Chapter 21.—Of the Likeness of the Father and of the Son Alleged to Be in Our Memory and Understanding. Of the Likeness of the Holy Spirit in Our Will or Love.
40. I have undoubtedly taken pains so far as I could, not indeed so that the thing might be seen face to face, but that it might be seen by this likeness in an enigma, 1038 in how small a degree soever, by conjecture, in our memory and understanding, to intimate God the Father and God the Son: i.e. God the begetter, who has in some way spoken by His own co-eternal Word all things that He has in His substance; and God His Word Himself, who Himself has nothing either more or less in substance than is in Him, who, not lyingly but truly, hath begotten the Word; and I have assigned to memory everything that we know, even if we were not thinking of it, but to understanding the formation after a certain special mode of the thought. For we are usually said to understand what, by thinking of it, we have found to be true; and this it is again that we leave in the memory. But that is a still more hidden depth of our memory, wherein we found this also first when we thought of it, and wherein an inner word is begotten such as belongs to no tongue,—as it were, knowledge of knowledge, vision of vision, and understanding which appears in [reflective] thought; of understanding which had indeed existed before in the memory, but was latent there, although, unless the thought itself had also some sort of memory of its own, it would not return to those things which it had left in the memory while it turned to think of other things.

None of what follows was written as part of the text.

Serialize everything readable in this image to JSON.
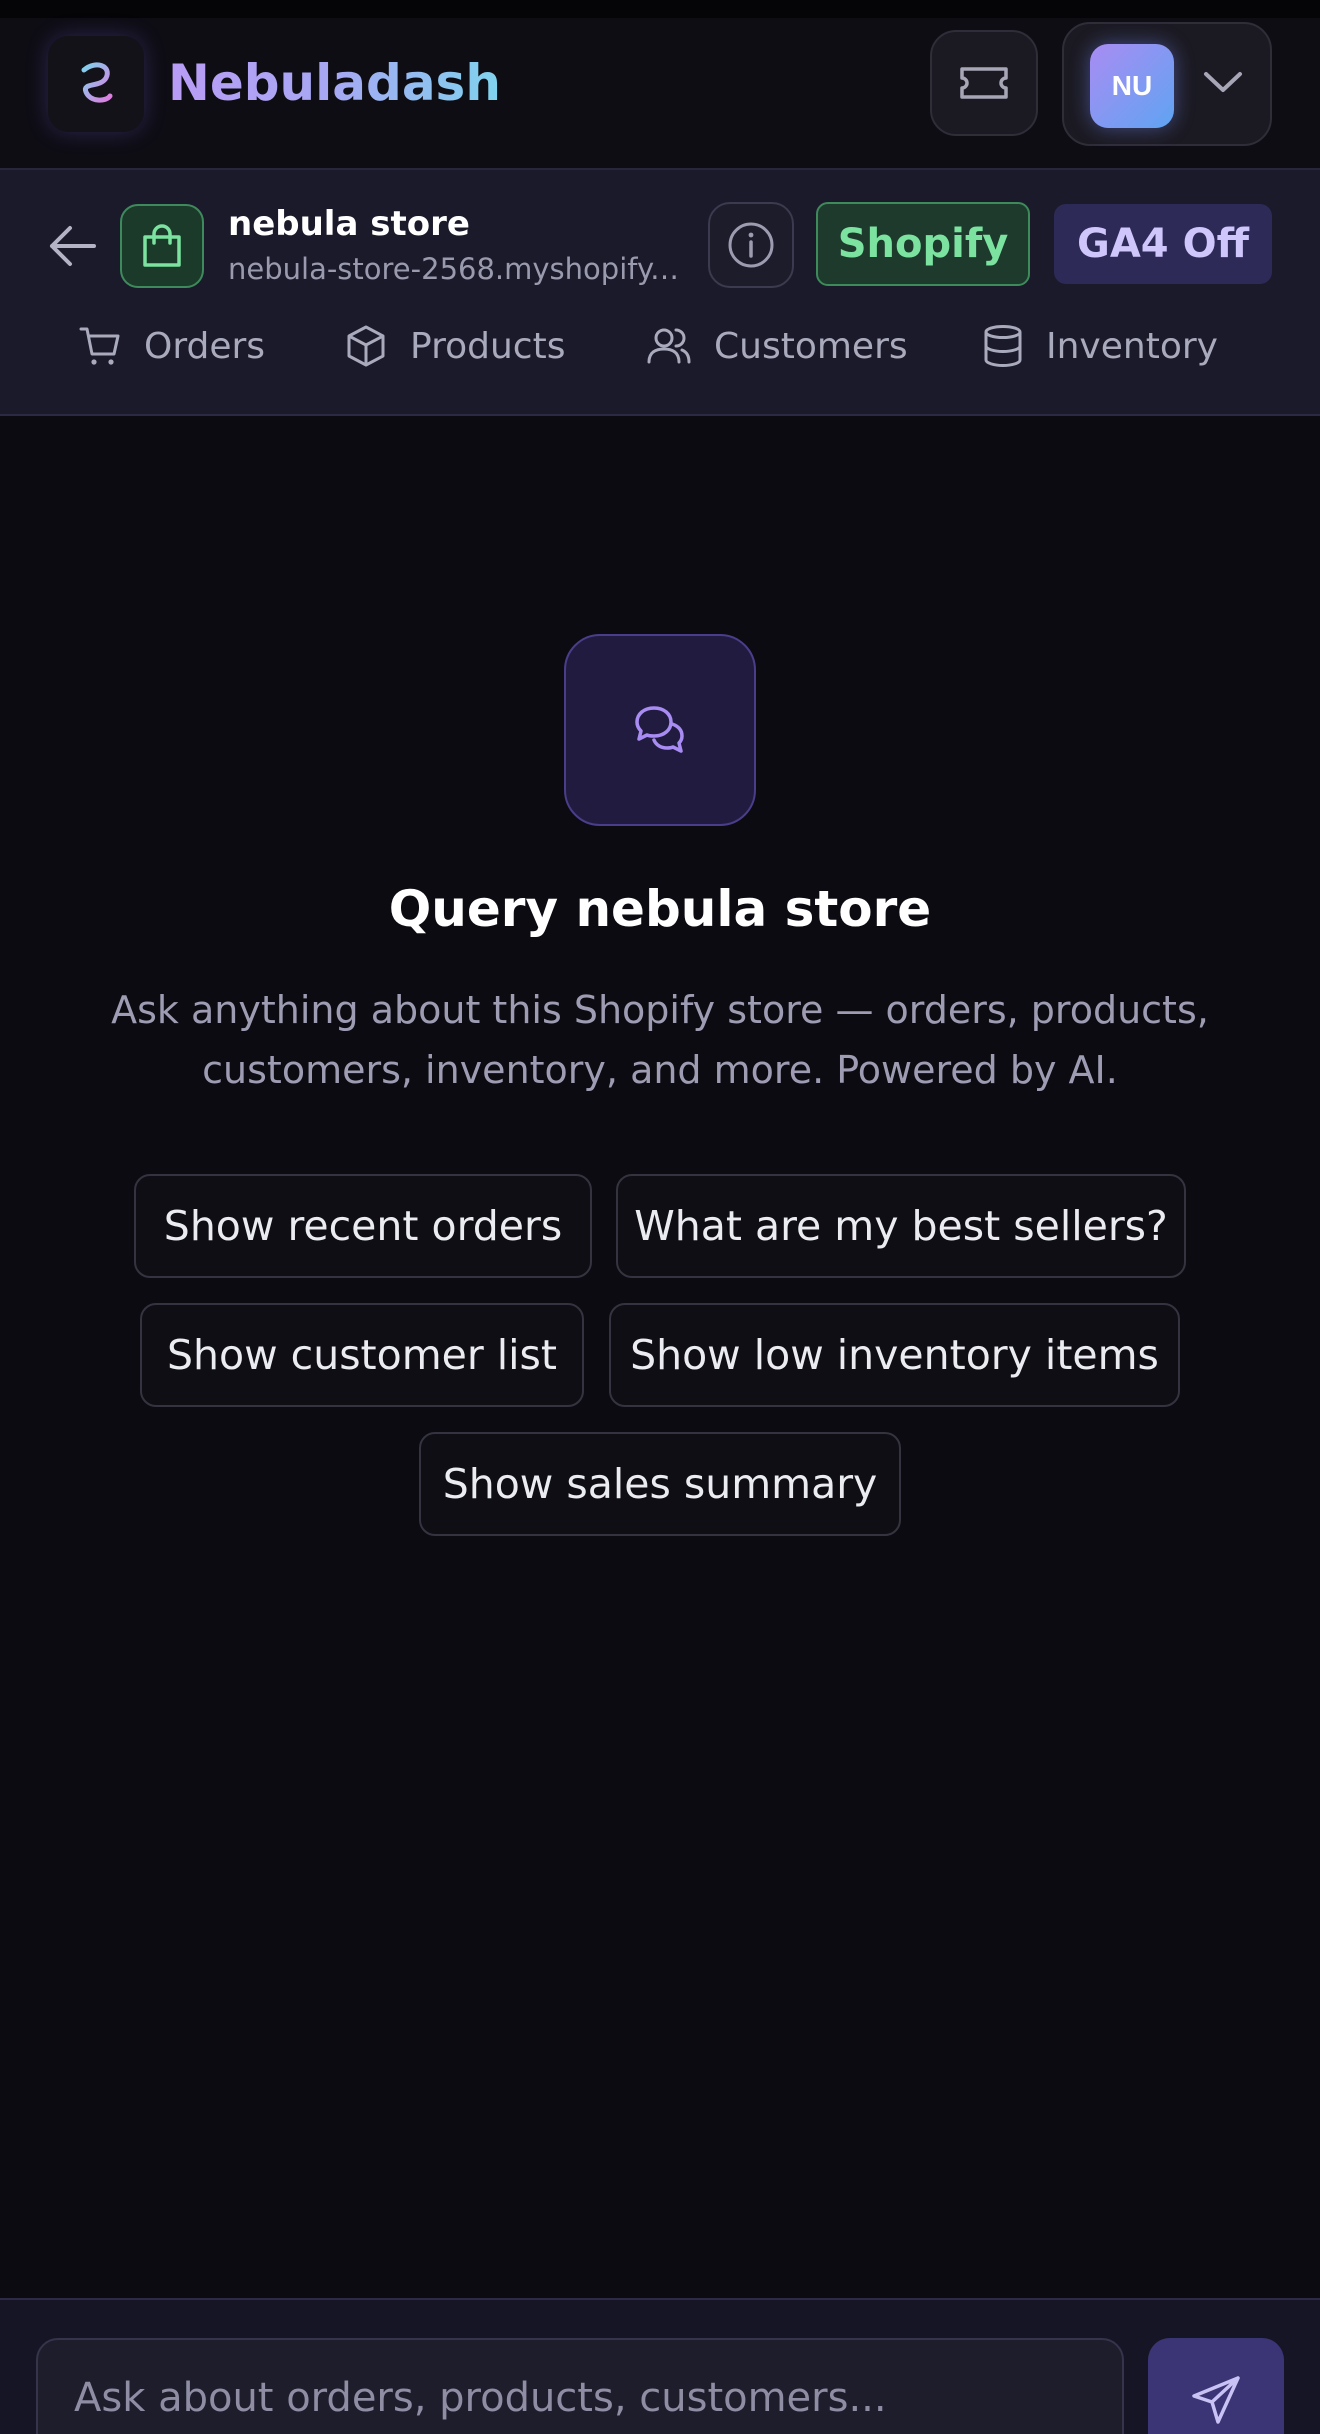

41. But I have shown nothing in this enigma respecting the Holy Spirit such as might appear to be like Him, except our own will, or love, or affection, which is a stronger will, since our will which we have naturally is variously affected, according as various objects are adjacent or occur to it, by which we are attracted or offended. What, then, is this? Are we to say that our will, when it is right, knows not what to desire, what to avoid? Further, if it knows, doubtless then it has a kind of knowledge of its own, such as cannot be without memory and understanding. Or are we to listen to any one who should say that love knows not what it does, which does not do wrongly? As, then, there are both understanding and love in that primary memory wherein we find provided and stored up that to which we can come in thought, because we find also those two things there, when we find by thinking that we both understand and love anything; which things were there too when we were not thinking of them: and as there are memory and love in that understanding, which is formed by thought, which true word we say inwardly without the tongue of any nation when we say what we know; for the gaze of our thought does not return to anything except by remembering it, and does not care to return unless by loving it: so love, which combines the vision brought about in the memory, and the vision of the thought formed thereby, as if parent and offspring, would not know what to love rightly unless it had a knowledge of what it desired, which it cannot have without memory and understanding.
1 Cor. 13.121 Cor. xiii. 12